++++ PROVIDED MATERIAL ++++
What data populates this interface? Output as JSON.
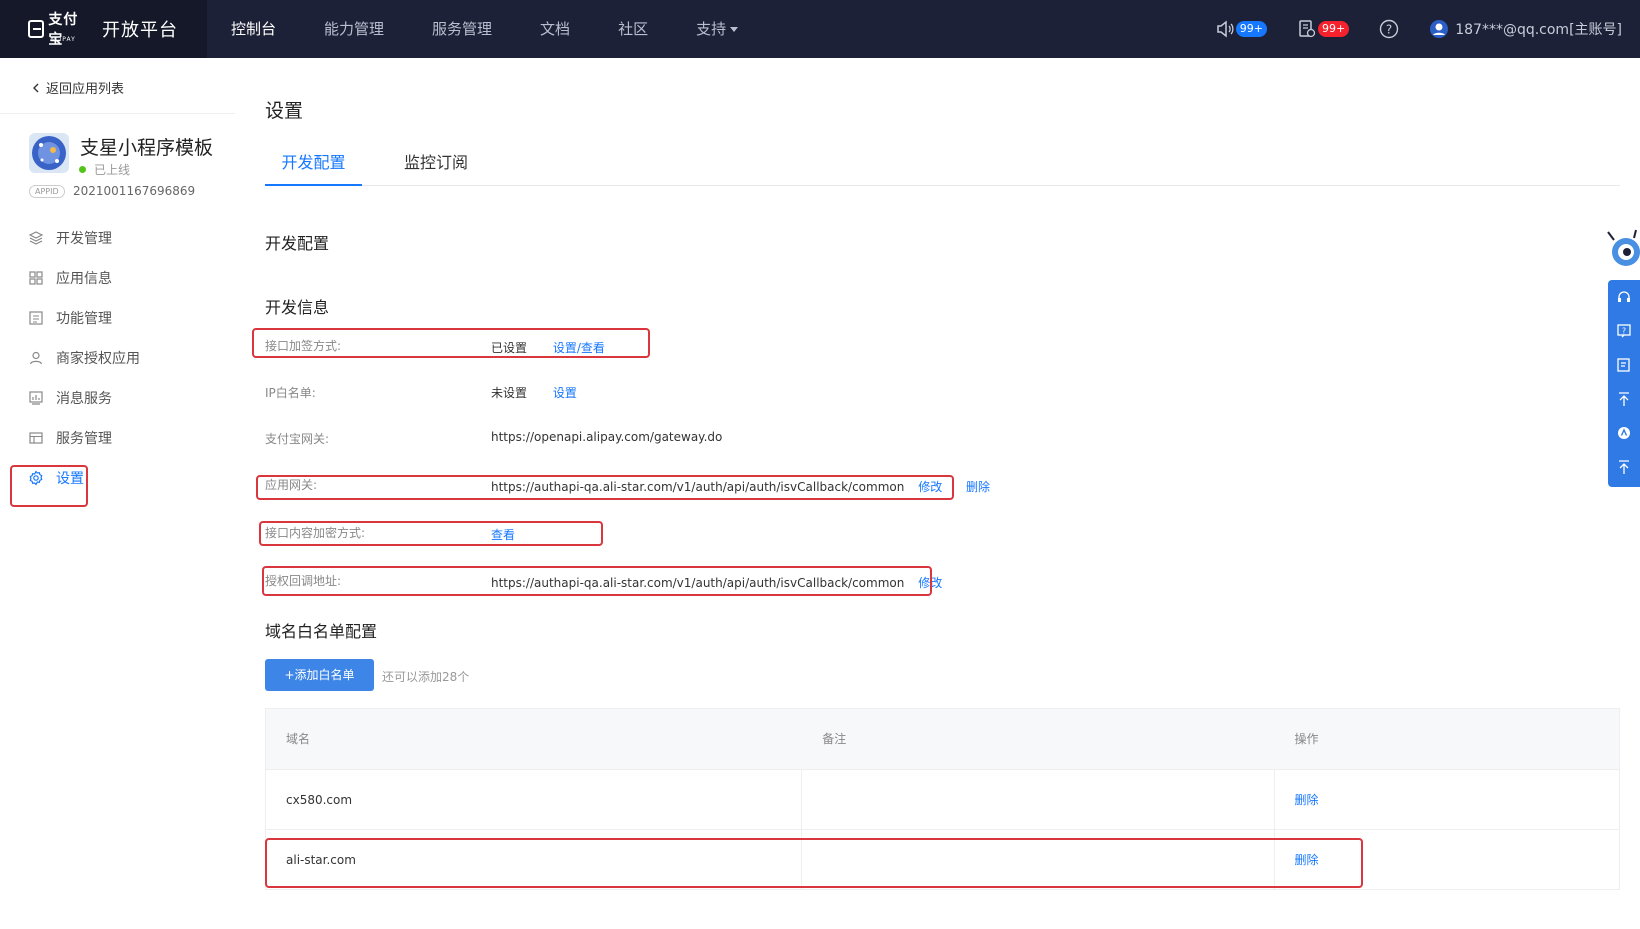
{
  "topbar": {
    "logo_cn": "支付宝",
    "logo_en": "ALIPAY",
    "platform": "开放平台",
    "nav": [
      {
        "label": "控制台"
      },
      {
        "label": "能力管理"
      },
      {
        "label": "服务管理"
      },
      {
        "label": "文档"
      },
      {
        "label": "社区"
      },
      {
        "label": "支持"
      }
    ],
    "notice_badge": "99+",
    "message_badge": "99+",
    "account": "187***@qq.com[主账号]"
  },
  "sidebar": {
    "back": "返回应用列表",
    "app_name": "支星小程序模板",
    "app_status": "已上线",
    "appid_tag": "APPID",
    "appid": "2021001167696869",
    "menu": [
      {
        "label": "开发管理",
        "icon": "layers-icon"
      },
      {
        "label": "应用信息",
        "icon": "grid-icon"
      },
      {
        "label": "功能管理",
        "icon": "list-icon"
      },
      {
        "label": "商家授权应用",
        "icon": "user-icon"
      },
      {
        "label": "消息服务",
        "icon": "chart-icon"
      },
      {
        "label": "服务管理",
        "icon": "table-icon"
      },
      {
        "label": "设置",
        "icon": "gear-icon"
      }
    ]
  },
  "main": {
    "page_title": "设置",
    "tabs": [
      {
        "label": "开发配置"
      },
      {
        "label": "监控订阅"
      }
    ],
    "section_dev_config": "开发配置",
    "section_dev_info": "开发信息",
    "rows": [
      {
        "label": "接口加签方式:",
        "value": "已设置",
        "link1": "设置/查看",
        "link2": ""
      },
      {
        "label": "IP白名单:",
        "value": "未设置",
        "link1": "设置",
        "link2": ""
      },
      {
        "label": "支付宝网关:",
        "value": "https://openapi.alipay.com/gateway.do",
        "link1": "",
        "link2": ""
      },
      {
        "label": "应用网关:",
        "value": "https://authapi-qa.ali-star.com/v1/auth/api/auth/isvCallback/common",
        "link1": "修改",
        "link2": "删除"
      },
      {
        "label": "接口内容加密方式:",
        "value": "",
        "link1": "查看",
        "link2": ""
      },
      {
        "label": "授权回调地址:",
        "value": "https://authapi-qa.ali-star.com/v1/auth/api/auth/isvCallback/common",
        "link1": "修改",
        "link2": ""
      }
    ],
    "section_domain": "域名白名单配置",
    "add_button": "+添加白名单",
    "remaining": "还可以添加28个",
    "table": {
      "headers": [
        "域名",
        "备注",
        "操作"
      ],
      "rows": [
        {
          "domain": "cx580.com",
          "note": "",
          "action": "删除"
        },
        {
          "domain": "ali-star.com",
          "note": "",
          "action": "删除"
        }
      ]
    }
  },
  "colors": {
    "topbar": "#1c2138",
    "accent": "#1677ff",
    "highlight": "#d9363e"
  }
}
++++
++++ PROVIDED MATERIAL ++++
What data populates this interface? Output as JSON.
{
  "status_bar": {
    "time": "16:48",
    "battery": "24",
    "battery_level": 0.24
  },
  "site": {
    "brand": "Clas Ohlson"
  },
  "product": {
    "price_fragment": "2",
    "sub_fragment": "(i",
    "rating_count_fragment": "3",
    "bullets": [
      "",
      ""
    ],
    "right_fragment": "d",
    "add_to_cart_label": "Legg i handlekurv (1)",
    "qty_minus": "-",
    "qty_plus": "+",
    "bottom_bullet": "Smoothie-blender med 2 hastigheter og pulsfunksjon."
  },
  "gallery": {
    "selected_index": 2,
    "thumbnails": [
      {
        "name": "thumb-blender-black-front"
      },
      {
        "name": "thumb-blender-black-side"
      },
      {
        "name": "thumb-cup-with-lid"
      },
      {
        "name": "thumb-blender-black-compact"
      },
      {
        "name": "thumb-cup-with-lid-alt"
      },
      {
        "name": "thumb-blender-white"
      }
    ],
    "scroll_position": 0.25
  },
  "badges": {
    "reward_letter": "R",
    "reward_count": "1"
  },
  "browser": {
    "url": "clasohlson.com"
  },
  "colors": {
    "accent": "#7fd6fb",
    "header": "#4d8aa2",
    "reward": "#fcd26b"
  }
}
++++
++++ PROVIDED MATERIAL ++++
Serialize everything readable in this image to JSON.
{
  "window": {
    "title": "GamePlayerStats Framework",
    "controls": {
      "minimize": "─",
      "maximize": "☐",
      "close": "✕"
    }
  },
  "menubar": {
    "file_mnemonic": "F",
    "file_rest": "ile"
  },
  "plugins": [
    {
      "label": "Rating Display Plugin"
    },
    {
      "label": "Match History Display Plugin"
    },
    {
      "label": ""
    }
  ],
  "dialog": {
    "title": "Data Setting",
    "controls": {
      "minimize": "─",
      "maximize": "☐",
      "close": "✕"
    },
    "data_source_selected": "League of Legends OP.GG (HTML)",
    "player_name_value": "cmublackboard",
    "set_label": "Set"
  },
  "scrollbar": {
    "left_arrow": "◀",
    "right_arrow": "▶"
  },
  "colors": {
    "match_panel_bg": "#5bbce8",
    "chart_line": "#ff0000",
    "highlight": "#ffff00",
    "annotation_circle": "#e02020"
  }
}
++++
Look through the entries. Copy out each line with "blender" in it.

### OUTPUT
    "bottom_bullet": "Smoothie-blender med 2 hastigheter og pulsfunksjon."
        "name": "thumb-blender-black-front"
        "name": "thumb-blender-black-side"
        "name": "thumb-blender-black-compact"
        "name": "thumb-blender-white"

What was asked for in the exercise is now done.